Ingestion of Fecal Bacteria along Multiple Pathways by Young Children in Rural Bangladesh Participating in a Cluster-Randomized Trial of Water, Sanitation, and Hygiene Interventions (WASH Benefits)
November 3, 2020
Laura H. Kwong, Ayse Ercumen, Amy J. Pickering, Joanne E. Arsenault, Mahfuza Islam, Sarker M Parvez, Leanne Unicomb, Mahbubur Rahman, Jennifer Davis, and Stephen P. Luby
Environ Sci Technol. 2020 Nov 3;54(21):13828-13838.

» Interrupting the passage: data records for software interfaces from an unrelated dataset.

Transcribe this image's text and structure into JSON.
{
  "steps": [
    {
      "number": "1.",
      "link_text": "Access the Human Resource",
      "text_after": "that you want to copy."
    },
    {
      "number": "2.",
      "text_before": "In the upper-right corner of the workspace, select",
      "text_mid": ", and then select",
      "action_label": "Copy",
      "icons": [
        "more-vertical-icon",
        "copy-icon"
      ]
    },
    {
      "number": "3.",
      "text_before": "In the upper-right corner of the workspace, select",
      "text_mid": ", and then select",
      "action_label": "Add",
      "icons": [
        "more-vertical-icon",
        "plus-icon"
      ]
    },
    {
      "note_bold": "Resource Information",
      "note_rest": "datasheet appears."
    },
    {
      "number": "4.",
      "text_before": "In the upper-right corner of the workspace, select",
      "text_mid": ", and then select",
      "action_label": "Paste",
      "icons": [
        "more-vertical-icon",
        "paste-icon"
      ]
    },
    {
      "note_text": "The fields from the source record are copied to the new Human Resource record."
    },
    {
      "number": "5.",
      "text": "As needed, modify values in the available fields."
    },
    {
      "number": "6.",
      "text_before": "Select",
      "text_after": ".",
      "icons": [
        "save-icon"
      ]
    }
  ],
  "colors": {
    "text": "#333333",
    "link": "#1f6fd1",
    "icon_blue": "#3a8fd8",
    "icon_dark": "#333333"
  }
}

Quantifying the contribution of individual exposure pathways to a child’s total ingestion of fecal matter could help prioritize interventions to reduce environmental enteropathy and diarrhea. This study used data on fecal contamination of drinking water, food, soil, hands, and objects and second-by-second data on children’s contacts with these environmental reservoirs in rural Bangladesh to assess the relative contribution of different pathways to children’s ingestion of fecal indicator bacteria and if ingestion decreased with the water, sanitation, and hygiene interventions implemented in the WASH Benefits Trial. Our model estimated that rural Bangladeshi children <36 months old consume 3.6-4.9 log10 most probable number E. coli/day. Among children <6 months, placing objects in the mouth accounted for 60% of E. coli ingested. For children 6-35 months old, mouthing their own hands, direct soil ingestion, and ingestion of contaminated food were the primary pathways of E. coli ingestion. The amount of E. coli ingested by children and the predominant pathways of E. coli ingestion were unchanged by the water, sanitation, and hygiene interventions. These results highlight contaminated soil, children’s hands, food, and objects as primary pathways of E. coli ingestion and emphasize the value of intervening along these pathways.